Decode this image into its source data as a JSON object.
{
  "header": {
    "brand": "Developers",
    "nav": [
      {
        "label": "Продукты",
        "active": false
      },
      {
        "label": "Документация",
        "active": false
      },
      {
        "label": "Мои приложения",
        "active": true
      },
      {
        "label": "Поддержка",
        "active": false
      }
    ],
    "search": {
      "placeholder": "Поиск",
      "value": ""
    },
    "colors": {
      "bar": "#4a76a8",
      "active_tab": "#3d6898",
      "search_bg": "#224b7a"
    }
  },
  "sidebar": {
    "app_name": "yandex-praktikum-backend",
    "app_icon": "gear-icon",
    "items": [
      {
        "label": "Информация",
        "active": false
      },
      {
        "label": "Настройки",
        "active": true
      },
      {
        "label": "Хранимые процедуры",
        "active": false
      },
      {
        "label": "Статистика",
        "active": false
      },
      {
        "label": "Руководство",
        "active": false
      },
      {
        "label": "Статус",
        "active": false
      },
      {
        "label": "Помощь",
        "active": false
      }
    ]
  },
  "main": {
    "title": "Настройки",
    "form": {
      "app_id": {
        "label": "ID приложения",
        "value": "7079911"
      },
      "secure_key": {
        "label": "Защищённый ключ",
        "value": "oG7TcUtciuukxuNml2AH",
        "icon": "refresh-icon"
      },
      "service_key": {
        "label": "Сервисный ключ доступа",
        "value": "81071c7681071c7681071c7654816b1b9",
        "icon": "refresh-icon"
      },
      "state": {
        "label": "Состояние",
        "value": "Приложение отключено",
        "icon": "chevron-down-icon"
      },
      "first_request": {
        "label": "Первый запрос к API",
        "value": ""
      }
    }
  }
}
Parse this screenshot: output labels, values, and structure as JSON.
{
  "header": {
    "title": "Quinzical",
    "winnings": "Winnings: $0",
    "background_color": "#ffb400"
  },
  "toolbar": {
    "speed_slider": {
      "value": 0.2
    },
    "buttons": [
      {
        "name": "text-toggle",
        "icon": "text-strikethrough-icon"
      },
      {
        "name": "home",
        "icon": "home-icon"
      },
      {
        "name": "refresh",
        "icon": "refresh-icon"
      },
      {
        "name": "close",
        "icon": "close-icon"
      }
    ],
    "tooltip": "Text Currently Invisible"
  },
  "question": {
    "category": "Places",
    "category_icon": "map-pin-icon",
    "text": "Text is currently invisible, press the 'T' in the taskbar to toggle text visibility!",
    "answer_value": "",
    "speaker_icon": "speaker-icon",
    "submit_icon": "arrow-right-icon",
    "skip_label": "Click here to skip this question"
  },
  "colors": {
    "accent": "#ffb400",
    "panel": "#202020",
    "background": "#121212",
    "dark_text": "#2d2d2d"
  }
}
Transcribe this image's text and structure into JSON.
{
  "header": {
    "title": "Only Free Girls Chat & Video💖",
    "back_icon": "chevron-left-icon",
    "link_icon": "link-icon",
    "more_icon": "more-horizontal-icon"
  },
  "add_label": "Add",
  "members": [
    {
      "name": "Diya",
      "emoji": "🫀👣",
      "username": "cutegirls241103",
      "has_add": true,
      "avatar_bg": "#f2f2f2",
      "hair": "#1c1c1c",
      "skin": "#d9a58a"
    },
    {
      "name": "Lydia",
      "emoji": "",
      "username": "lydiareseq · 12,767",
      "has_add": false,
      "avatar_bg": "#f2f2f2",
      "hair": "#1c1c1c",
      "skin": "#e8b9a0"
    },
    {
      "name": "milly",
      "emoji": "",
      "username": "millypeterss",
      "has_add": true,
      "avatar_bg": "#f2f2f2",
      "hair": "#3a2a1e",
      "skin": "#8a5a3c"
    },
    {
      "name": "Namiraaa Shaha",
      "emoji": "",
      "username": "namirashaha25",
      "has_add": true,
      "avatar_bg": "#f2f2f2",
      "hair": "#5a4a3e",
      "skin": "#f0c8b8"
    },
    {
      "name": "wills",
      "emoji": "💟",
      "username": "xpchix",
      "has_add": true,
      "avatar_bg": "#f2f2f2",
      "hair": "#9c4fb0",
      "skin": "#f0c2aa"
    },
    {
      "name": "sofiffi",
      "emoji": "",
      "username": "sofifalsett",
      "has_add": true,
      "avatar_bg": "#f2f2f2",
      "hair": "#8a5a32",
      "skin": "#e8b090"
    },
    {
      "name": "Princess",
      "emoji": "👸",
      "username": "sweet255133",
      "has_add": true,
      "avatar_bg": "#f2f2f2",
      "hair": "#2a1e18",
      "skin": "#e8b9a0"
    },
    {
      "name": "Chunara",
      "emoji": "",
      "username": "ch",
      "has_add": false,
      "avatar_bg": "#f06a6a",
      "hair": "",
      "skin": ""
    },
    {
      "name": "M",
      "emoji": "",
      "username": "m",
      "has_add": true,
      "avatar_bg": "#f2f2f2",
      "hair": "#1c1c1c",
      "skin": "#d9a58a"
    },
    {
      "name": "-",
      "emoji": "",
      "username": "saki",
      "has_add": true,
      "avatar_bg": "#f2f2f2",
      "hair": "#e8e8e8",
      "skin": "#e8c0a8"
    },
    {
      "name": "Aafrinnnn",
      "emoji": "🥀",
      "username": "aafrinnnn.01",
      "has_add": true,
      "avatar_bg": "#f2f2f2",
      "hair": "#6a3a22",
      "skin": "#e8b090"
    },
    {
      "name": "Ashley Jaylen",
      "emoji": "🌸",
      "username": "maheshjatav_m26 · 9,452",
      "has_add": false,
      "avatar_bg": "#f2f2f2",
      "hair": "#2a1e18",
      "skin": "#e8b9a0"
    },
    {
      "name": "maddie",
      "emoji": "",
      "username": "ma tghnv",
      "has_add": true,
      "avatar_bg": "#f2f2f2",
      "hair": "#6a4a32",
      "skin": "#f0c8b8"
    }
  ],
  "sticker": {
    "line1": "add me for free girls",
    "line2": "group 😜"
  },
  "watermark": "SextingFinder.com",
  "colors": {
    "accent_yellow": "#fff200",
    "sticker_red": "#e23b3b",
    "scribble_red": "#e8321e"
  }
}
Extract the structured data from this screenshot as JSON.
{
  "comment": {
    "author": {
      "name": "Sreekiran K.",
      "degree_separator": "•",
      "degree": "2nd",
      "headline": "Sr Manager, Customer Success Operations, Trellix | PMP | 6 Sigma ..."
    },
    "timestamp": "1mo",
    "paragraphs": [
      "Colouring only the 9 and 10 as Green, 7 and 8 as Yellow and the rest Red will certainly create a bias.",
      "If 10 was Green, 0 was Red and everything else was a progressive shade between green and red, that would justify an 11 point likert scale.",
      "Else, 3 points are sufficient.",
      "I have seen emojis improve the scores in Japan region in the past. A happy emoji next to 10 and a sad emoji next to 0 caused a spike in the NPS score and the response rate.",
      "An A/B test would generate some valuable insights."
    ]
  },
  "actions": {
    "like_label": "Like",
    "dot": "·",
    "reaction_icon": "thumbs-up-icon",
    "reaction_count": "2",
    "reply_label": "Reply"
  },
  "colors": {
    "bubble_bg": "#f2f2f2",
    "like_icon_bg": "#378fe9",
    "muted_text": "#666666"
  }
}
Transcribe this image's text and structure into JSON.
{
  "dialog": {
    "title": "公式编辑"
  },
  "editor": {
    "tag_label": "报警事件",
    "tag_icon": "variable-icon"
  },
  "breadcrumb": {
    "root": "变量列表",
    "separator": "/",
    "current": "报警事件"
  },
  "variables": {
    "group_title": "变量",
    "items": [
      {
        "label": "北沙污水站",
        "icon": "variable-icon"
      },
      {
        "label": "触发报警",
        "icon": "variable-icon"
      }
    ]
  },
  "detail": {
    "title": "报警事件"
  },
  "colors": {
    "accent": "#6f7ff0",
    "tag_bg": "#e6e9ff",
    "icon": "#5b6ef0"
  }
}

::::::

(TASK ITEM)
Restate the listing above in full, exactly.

(RESPONSE)
Decode this image into its source data as a JSON object.
{
  "header": {
    "brand": "Developers",
    "nav": [
      {
        "label": "Продукты",
        "active": false
      },
      {
        "label": "Документация",
        "active": false
      },
      {
        "label": "Мои приложения",
        "active": true
      },
      {
        "label": "Поддержка",
        "active": false
      }
    ],
    "search": {
      "placeholder": "Поиск",
      "value": ""
    },
    "colors": {
      "bar": "#4a76a8",
      "active_tab": "#3d6898",
      "search_bg": "#224b7a"
    }
  },
  "sidebar": {
    "app_name": "yandex-praktikum-backend",
    "app_icon": "gear-icon",
    "items": [
      {
        "label": "Информация",
        "active": false
      },
      {
        "label": "Настройки",
        "active": true
      },
      {
        "label": "Хранимые процедуры",
        "active": false
      },
      {
        "label": "Статистика",
        "active": false
      },
      {
        "label": "Руководство",
        "active": false
      },
      {
        "label": "Статус",
        "active": false
      },
      {
        "label": "Помощь",
        "active": false
      }
    ]
  },
  "main": {
    "title": "Настройки",
    "form": {
      "app_id": {
        "label": "ID приложения",
        "value": "7079911"
      },
      "secure_key": {
        "label": "Защищённый ключ",
        "value": "oG7TcUtciuukxuNml2AH",
        "icon": "refresh-icon"
      },
      "service_key": {
        "label": "Сервисный ключ доступа",
        "value": "81071c7681071c7681071c7654816b1b9",
        "icon": "refresh-icon"
      },
      "state": {
        "label": "Состояние",
        "value": "Приложение отключено",
        "icon": "chevron-down-icon"
      },
      "first_request": {
        "label": "Первый запрос к API",
        "value": ""
      }
    }
  }
}
Parse this screenshot: output labels, values, and structure as JSON.
{
  "header": {
    "title": "Quinzical",
    "winnings": "Winnings: $0",
    "background_color": "#ffb400"
  },
  "toolbar": {
    "speed_slider": {
      "value": 0.2
    },
    "buttons": [
      {
        "name": "text-toggle",
        "icon": "text-strikethrough-icon"
      },
      {
        "name": "home",
        "icon": "home-icon"
      },
      {
        "name": "refresh",
        "icon": "refresh-icon"
      },
      {
        "name": "close",
        "icon": "close-icon"
      }
    ],
    "tooltip": "Text Currently Invisible"
  },
  "question": {
    "category": "Places",
    "category_icon": "map-pin-icon",
    "text": "Text is currently invisible, press the 'T' in the taskbar to toggle text visibility!",
    "answer_value": "",
    "speaker_icon": "speaker-icon",
    "submit_icon": "arrow-right-icon",
    "skip_label": "Click here to skip this question"
  },
  "colors": {
    "accent": "#ffb400",
    "panel": "#202020",
    "background": "#121212",
    "dark_text": "#2d2d2d"
  }
}
Transcribe this image's text and structure into JSON.
{
  "header": {
    "title": "Only Free Girls Chat & Video💖",
    "back_icon": "chevron-left-icon",
    "link_icon": "link-icon",
    "more_icon": "more-horizontal-icon"
  },
  "add_label": "Add",
  "members": [
    {
      "name": "Diya",
      "emoji": "🫀👣",
      "username": "cutegirls241103",
      "has_add": true,
      "avatar_bg": "#f2f2f2",
      "hair": "#1c1c1c",
      "skin": "#d9a58a"
    },
    {
      "name": "Lydia",
      "emoji": "",
      "username": "lydiareseq · 12,767",
      "has_add": false,
      "avatar_bg": "#f2f2f2",
      "hair": "#1c1c1c",
      "skin": "#e8b9a0"
    },
    {
      "name": "milly",
      "emoji": "",
      "username": "millypeterss",
      "has_add": true,
      "avatar_bg": "#f2f2f2",
      "hair": "#3a2a1e",
      "skin": "#8a5a3c"
    },
    {
      "name": "Namiraaa Shaha",
      "emoji": "",
      "username": "namirashaha25",
      "has_add": true,
      "avatar_bg": "#f2f2f2",
      "hair": "#5a4a3e",
      "skin": "#f0c8b8"
    },
    {
      "name": "wills",
      "emoji": "💟",
      "username": "xpchix",
      "has_add": true,
      "avatar_bg": "#f2f2f2",
      "hair": "#9c4fb0",
      "skin": "#f0c2aa"
    },
    {
      "name": "sofiffi",
      "emoji": "",
      "username": "sofifalsett",
      "has_add": true,
      "avatar_bg": "#f2f2f2",
      "hair": "#8a5a32",
      "skin": "#e8b090"
    },
    {
      "name": "Princess",
      "emoji": "👸",
      "username": "sweet255133",
      "has_add": true,
      "avatar_bg": "#f2f2f2",
      "hair": "#2a1e18",
      "skin": "#e8b9a0"
    },
    {
      "name": "Chunara",
      "emoji": "",
      "username": "ch",
      "has_add": false,
      "avatar_bg": "#f06a6a",
      "hair": "",
      "skin": ""
    },
    {
      "name": "M",
      "emoji": "",
      "username": "m",
      "has_add": true,
      "avatar_bg": "#f2f2f2",
      "hair": "#1c1c1c",
      "skin": "#d9a58a"
    },
    {
      "name": "-",
      "emoji": "",
      "username": "saki",
      "has_add": true,
      "avatar_bg": "#f2f2f2",
      "hair": "#e8e8e8",
      "skin": "#e8c0a8"
    },
    {
      "name": "Aafrinnnn",
      "emoji": "🥀",
      "username": "aafrinnnn.01",
      "has_add": true,
      "avatar_bg": "#f2f2f2",
      "hair": "#6a3a22",
      "skin": "#e8b090"
    },
    {
      "name": "Ashley Jaylen",
      "emoji": "🌸",
      "username": "maheshjatav_m26 · 9,452",
      "has_add": false,
      "avatar_bg": "#f2f2f2",
      "hair": "#2a1e18",
      "skin": "#e8b9a0"
    },
    {
      "name": "maddie",
      "emoji": "",
      "username": "ma tghnv",
      "has_add": true,
      "avatar_bg": "#f2f2f2",
      "hair": "#6a4a32",
      "skin": "#f0c8b8"
    }
  ],
  "sticker": {
    "line1": "add me for free girls",
    "line2": "group 😜"
  },
  "watermark": "SextingFinder.com",
  "colors": {
    "accent_yellow": "#fff200",
    "sticker_red": "#e23b3b",
    "scribble_red": "#e8321e"
  }
}
Extract the structured data from this screenshot as JSON.
{
  "comment": {
    "author": {
      "name": "Sreekiran K.",
      "degree_separator": "•",
      "degree": "2nd",
      "headline": "Sr Manager, Customer Success Operations, Trellix | PMP | 6 Sigma ..."
    },
    "timestamp": "1mo",
    "paragraphs": [
      "Colouring only the 9 and 10 as Green, 7 and 8 as Yellow and the rest Red will certainly create a bias.",
      "If 10 was Green, 0 was Red and everything else was a progressive shade between green and red, that would justify an 11 point likert scale.",
      "Else, 3 points are sufficient.",
      "I have seen emojis improve the scores in Japan region in the past. A happy emoji next to 10 and a sad emoji next to 0 caused a spike in the NPS score and the response rate.",
      "An A/B test would generate some valuable insights."
    ]
  },
  "actions": {
    "like_label": "Like",
    "dot": "·",
    "reaction_icon": "thumbs-up-icon",
    "reaction_count": "2",
    "reply_label": "Reply"
  },
  "colors": {
    "bubble_bg": "#f2f2f2",
    "like_icon_bg": "#378fe9",
    "muted_text": "#666666"
  }
}
Transcribe this image's text and structure into JSON.
{
  "dialog": {
    "title": "公式编辑"
  },
  "editor": {
    "tag_label": "报警事件",
    "tag_icon": "variable-icon"
  },
  "breadcrumb": {
    "root": "变量列表",
    "separator": "/",
    "current": "报警事件"
  },
  "variables": {
    "group_title": "变量",
    "items": [
      {
        "label": "北沙污水站",
        "icon": "variable-icon"
      },
      {
        "label": "触发报警",
        "icon": "variable-icon"
      }
    ]
  },
  "detail": {
    "title": "报警事件"
  },
  "colors": {
    "accent": "#6f7ff0",
    "tag_bg": "#e6e9ff",
    "icon": "#5b6ef0"
  }
}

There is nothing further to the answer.